The double-height entrance hall, with a 23ft high ceiling and a glazed minstrel gallery looking over it, sets the tone for the rest of the house. The drawingroom, opening through glazed doors on the left of the hall, has floor-to-ceiling and wall-to-wall glazed windows and doors at the front and back of the room. Like the family room, it has a log-effect gas fire. The house has gas-fired central heating and a B3 BER rating.

The heart of the home is the kitchen/diningroom/family room at the end of the hall: the kitchen widens out into the family room, which has a 13ft high arched ceiling with industrial steel beams. A wall of floor-to-ceiling glazed doors slide open into the small garden, effectively an outdoor room – the doors from the drawingroom also open into it. It’s very private, with the high redbrick wall of the original Traverslea House at the back, next to Glengeary Road Lower: you can just see the top of the bus stop outside. Raised flowerbeds and some built-in seating edge a small astroturf lawn.

The kitchen has pale quartz countertops, cream high gloss units and a good-sized utility room off it. There is also slightly angled playroom off the family room, originally meant to be a bedroom: concealed plumbing means that an en suite could be built in the room.

Upstairs there are three double bedrooms (the main one en suite), all with fitted wardrobes, and a smart family bathroom off a very bright landing.

There’s room to park three cars outside. A small beehive hut-shaped structure in the green space shared by the three modern houses turns out to be a listed bomb shelter with a small entrance where the children of the houses play, says O’Gallagher. 4 Traverslea Close has an annual management charge of €2,000.

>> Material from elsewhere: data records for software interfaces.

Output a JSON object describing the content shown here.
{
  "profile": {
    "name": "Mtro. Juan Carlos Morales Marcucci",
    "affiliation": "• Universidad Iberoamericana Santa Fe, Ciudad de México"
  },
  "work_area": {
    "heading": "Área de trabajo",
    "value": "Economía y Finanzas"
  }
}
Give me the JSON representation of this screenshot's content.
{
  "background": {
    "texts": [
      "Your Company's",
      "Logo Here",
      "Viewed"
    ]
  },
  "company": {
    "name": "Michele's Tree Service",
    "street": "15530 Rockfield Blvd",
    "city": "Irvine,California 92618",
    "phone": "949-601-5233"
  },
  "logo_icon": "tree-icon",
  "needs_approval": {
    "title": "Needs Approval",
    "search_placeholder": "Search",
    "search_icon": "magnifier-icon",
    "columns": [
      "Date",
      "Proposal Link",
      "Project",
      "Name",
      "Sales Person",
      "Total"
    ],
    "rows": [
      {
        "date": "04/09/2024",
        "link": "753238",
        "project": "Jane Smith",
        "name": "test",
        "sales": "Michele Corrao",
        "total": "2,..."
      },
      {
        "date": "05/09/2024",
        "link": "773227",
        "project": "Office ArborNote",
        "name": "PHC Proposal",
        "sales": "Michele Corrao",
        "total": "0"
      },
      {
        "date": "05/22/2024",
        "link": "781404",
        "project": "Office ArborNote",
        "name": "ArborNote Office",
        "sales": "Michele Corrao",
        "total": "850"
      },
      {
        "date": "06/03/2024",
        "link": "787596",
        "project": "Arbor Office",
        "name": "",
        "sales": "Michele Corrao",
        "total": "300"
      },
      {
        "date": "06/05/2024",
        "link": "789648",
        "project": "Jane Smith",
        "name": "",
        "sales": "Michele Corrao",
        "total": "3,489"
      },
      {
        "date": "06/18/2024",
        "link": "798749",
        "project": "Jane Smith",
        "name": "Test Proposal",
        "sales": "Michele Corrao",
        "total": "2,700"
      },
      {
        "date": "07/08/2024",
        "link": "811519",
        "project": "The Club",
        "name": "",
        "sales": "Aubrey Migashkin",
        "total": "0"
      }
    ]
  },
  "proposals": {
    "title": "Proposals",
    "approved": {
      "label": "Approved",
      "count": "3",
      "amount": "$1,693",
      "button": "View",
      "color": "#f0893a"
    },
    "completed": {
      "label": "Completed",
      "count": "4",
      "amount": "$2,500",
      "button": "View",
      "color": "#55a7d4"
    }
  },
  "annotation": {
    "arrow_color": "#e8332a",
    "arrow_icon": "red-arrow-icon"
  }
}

The refurbished gate lodge – number 1 Traverslea Close – sold for €1.023 million in 2014 and the refurbished Traverslea House for €2.35 million in 2016. The handsome redbrick was built in the late 19th century for Ivy Hone, a sister of artist Nathaniel Hone. Traverslea Woods, a development of apartments built like Traverslea Close in the grounds of the original house by O’Malley Construction, is towards the back of the site behind electronic gates.